--- What you need to do ---
Report each line of the entries that contains the word "Clone", copied in full.

#### Source records

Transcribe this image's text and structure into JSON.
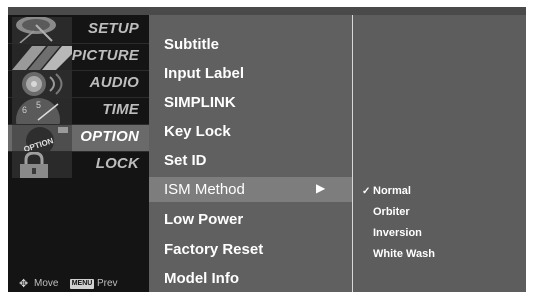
{
  "categories": [
    {
      "label": "SETUP",
      "icon": "satellite-dish-icon",
      "active": false
    },
    {
      "label": "PICTURE",
      "icon": "color-chart-icon",
      "active": false
    },
    {
      "label": "AUDIO",
      "icon": "speaker-icon",
      "active": false
    },
    {
      "label": "TIME",
      "icon": "clock-icon",
      "active": false
    },
    {
      "label": "OPTION",
      "icon": "option-badge-icon",
      "active": true
    },
    {
      "label": "LOCK",
      "icon": "padlock-icon",
      "active": false
    }
  ],
  "thumb_badge_text": "OPTION",
  "legend": {
    "move_icon": "move-arrows-icon",
    "move_label": "Move",
    "menu_key": "MENU",
    "prev_label": "Prev"
  },
  "options": [
    {
      "label": "Subtitle"
    },
    {
      "label": "Input Label"
    },
    {
      "label": "SIMPLINK"
    },
    {
      "label": "Key Lock"
    },
    {
      "label": "Set ID"
    },
    {
      "label": "ISM Method",
      "selected": true,
      "arrow": "▶"
    },
    {
      "label": "Low Power"
    },
    {
      "label": "Factory Reset"
    },
    {
      "label": "Model Info"
    }
  ],
  "ism_submenu": {
    "check_mark": "✓",
    "items": [
      {
        "label": "Normal",
        "checked": true
      },
      {
        "label": "Orbiter",
        "checked": false
      },
      {
        "label": "Inversion",
        "checked": false
      },
      {
        "label": "White Wash",
        "checked": false
      }
    ]
  },
  "colors": {
    "osd_bg": "#5c5c5c",
    "sidebar_bg": "#141414",
    "active_category": "#6a6a6a",
    "selected_option": "#7d7d7d",
    "text": "#ffffff"
  }
}
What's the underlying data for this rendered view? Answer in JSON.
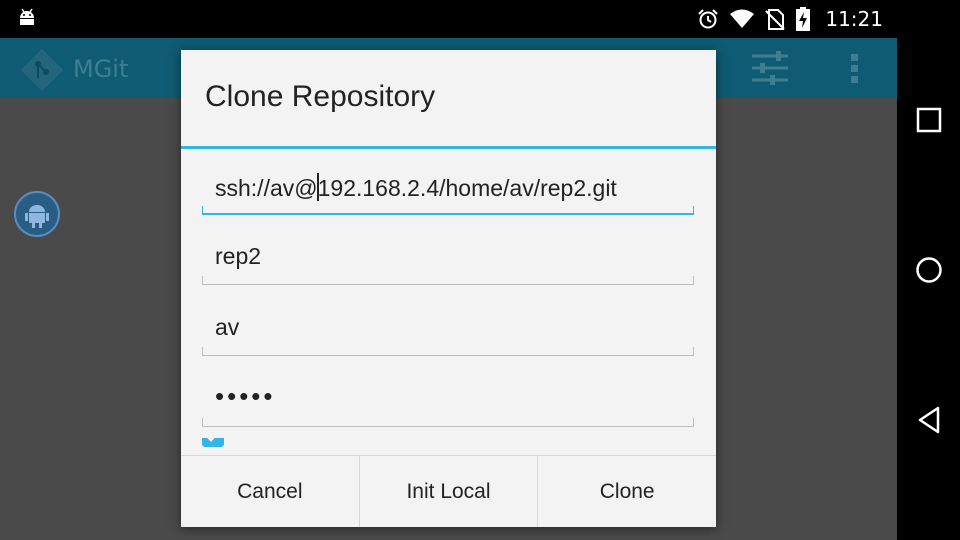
{
  "status_bar": {
    "time": "11:21",
    "icons": [
      "android-notification-icon",
      "alarm-icon",
      "wifi-icon",
      "no-sim-icon",
      "battery-charging-icon"
    ]
  },
  "app_bar": {
    "title": "MGit",
    "actions": [
      "settings-sliders-icon",
      "overflow-menu-icon"
    ]
  },
  "dialog": {
    "title": "Clone Repository",
    "fields": {
      "remote_url_before_cursor": "ssh://av@",
      "remote_url_after_cursor": "192.168.2.4/home/av/rep2.git",
      "local_path": "rep2",
      "username": "av",
      "password": "•••••"
    },
    "buttons": {
      "cancel": "Cancel",
      "init_local": "Init Local",
      "clone": "Clone"
    }
  },
  "colors": {
    "accent": "#33b5e5",
    "app_bar": "#0f5b73",
    "dialog_background": "#f3f3f3",
    "scrim": "#4a4a4a"
  }
}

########

--- Solved exercise ---
    "title": "Clone Repository",
      "clone": "Clone"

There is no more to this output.